24. Once you've got all of the new parts installed, flush the system out again with distilled water. Pour it into the expansion tank and let it drain out. 

25. Don't forget to close back up the drain plugs. Go back under the car and install the engine drain plug. Torque this to 25 Nm if you can get a torque wrench to it. Install the new radiator drain plug. Retighten the explansion tank drain plug. Not super tight at all, just until you can't turn them anymore with out forcing them. 

26. Once you've got those all attached, reinstall all the other junk; cabin air filter housing, air intake parts including MAF sensor, fan (remember to plug in the two plugs again.) 

After all this stuff is reinstalled, start the coolant fill and bleed process. 


  1. Mix 50/50 OEM coolant with distilled water (1 Gal + 1 Gal) 2 gallons in total. 
  2. Set ignition to ON (engine off) position, set the heater fan to lowest speed and temp setting to max (91 degrees) this will open the heater valve for proper bleeding.
  3. Slowly pour mixed coolant inside expansion tank until bubble free fluid emerges from bleed plug.
  4. Screw bleed valve in place
  5. Start engine and allow it to operate until warm (thermostat opens)
  6. Watch for any leaks and also watch the temp gauge. If it goes beyond middle, turn engine off and check for air pockets and re-bleed system. 
**Extra Notes via dukedkt442 :
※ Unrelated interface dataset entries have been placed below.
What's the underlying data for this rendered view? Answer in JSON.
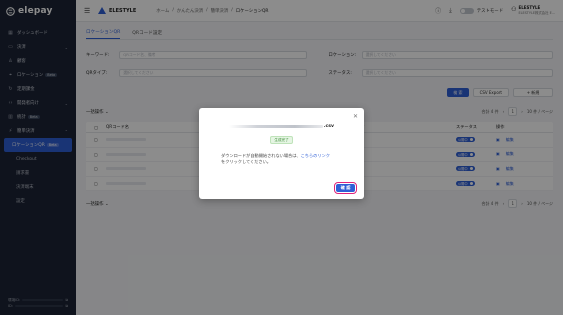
{
  "app": {
    "logo": "elepay"
  },
  "sidebar": {
    "items": [
      {
        "label": "ダッシュボード",
        "icon": "grid-icon",
        "chev": ""
      },
      {
        "label": "決済",
        "icon": "card-icon",
        "chev": "⌄"
      },
      {
        "label": "顧客",
        "icon": "user-icon",
        "chev": ""
      },
      {
        "label": "ロケーション",
        "icon": "pin-icon",
        "badge": "Beta",
        "chev": ""
      },
      {
        "label": "定期課金",
        "icon": "repeat-icon",
        "chev": ""
      },
      {
        "label": "開発者向け",
        "icon": "code-icon",
        "chev": "⌄"
      },
      {
        "label": "統計",
        "icon": "chart-icon",
        "badge": "Beta",
        "chev": ""
      },
      {
        "label": "簡単決済",
        "icon": "bolt-icon",
        "chev": "⌃"
      }
    ],
    "active": {
      "label": "ロケーションQR",
      "badge": "Beta"
    },
    "subitems": [
      "Checkout",
      "請求書",
      "決済端末",
      "設定"
    ],
    "footer": [
      "環境ID:",
      "ID:"
    ]
  },
  "header": {
    "brand": "ELESTYLE",
    "breadcrumb": [
      "ホーム",
      "/",
      "かんたん決済",
      "/",
      "簡単決済",
      "/",
      "ロケーションQR"
    ],
    "test_mode": "テストモード",
    "user_name": "ELESTYLE",
    "user_sub": "ELESTYLE株式会社 E..."
  },
  "tabs": [
    "ロケーションQR",
    "QRコード設定"
  ],
  "filters": {
    "keyword_label": "キーワード:",
    "keyword_placeholder": "QRコード名、備考",
    "location_label": "ロケーション:",
    "location_placeholder": "選択してください",
    "qrtype_label": "QRタイプ:",
    "qrtype_placeholder": "選択してください",
    "status_label": "ステータス:",
    "status_placeholder": "選択してください"
  },
  "actions": {
    "search": "検 索",
    "csv": "CSV Export",
    "new": "+ 新規"
  },
  "toolbar": {
    "bulk": "一括操作 ⌄",
    "total": "合計 4 件",
    "page": "1",
    "per_page": "10 件 / ページ"
  },
  "table": {
    "headers": [
      "QRコード名",
      "ロ",
      "備考",
      "ステータス",
      "操作"
    ],
    "rows": [
      {
        "status": "公開中",
        "edit": "編集"
      },
      {
        "status": "公開中",
        "edit": "編集"
      },
      {
        "status": "公開中",
        "edit": "編集"
      },
      {
        "status": "公開中",
        "edit": "編集"
      }
    ]
  },
  "modal": {
    "ext": ".csv",
    "done": "生成完了",
    "msg_pre": "ダウンロードが自動開始されない場合は、",
    "msg_link": "こちらのリンク",
    "msg_post": "をクリックしてください。",
    "ok": "確 認"
  },
  "colors": {
    "accent": "#2f5fd6",
    "sidebar": "#1c2436",
    "highlight": "#e0237b"
  }
}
When torquing the waterpump nuts back down on it's studs, the threads of one of the nuts may break off the nut at only 50 in-lbs. of torque. I had to run up to the hardware store and grab 4 M6 nuts and washers, so that I could replace all four. Total cost: $2.61. I would recommend picking those up before hand, so that if you need them, you'll have them, and not having your work stop because the hardware store is closed/inaccessible.

-Break loose the 4 bolts that hold on the waterpump pulley BEFORE removing the belt. The belt will hold the pulley for you. Re-installation is the reverse; get the belt on before torquing them down (89 in-lbs).
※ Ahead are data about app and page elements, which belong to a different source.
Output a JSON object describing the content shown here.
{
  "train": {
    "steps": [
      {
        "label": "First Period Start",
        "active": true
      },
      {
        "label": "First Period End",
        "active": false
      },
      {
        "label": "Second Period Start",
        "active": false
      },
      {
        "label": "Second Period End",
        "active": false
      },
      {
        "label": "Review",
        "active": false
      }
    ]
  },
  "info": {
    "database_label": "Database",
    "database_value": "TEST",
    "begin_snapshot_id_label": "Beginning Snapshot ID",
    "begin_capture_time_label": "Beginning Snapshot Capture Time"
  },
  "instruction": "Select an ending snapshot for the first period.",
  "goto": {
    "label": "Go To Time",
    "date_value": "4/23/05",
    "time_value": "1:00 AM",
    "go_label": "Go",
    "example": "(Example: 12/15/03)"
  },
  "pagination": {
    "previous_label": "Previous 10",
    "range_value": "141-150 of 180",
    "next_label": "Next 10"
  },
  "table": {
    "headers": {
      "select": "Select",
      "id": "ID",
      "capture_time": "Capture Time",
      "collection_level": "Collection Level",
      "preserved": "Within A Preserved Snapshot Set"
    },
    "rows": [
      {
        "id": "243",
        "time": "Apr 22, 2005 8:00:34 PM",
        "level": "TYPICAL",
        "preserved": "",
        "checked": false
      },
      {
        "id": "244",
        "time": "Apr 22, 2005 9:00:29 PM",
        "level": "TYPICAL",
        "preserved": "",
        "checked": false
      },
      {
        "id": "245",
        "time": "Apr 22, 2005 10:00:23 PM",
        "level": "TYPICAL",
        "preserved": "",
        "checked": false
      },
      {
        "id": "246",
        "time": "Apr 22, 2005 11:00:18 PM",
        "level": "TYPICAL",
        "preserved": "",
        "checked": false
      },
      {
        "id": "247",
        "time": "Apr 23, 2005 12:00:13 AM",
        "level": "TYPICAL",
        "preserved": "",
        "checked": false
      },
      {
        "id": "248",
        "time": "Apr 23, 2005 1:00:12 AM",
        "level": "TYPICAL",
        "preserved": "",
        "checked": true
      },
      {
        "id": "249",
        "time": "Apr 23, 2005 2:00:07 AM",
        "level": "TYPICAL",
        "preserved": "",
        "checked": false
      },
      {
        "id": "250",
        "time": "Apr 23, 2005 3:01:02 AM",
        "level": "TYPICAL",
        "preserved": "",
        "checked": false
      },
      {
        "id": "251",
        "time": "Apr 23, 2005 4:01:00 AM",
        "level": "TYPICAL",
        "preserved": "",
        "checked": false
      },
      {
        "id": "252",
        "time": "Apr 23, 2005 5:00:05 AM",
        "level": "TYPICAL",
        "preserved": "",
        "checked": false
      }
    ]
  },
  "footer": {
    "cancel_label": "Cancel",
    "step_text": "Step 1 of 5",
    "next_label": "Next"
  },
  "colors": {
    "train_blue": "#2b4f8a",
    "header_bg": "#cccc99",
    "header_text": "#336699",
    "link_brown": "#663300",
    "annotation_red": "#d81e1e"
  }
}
-Removing the waterpump would be ridiculously difficult and risk major damage to the aluminum block without the use of the M6 6mm bolts. Use them!

-Don't even waste your time trying to remove the expansion tank from its bracket inside the car; take the 2 tor-x screwed out from the bracket, and remove the whole thing. Once out of the car, the tank easily pops right off. Put it on the bracket outside of the car, and slide it back in, replacing the 2 tor-x screws. Total time: 15-20 minutes. Just remember to disconnect the water hose and level sensor wire from the bottom of the old tank before attempting to remove it with the bracket attached.

-You don't have to worry about draining the block; I didn't replace the radiator, but even if I did, I wouldn't have had to drain the block of coolant. Drain the radiator and expansion tank. I cracked those two drain valves, then removed/replaced the waterpump and thermostat while they were draining. Also remember: if you don't drain the block, you won't be draining 2 gallons of coolant out, which means you won't be putting 2 gallons of coolant back in. I had a "DUH" moment when wondering why I had a 1/2 gallon of coolant mix leftover.

-Do yourself a favor and order the bleeder screw; the BMW part is $3.xx, with other brands being less than half that. Mine snapped in half and required some delicate surgery to extract AFTER I had the system refilled and the engine running, so the car is O.O.S. until the new one comes in. Because I ordered it separately (today, after breaking the old one) I had to pay $11 shipping for a $1.47 part. Save the money, and include it in the order and not pay the extra shipping.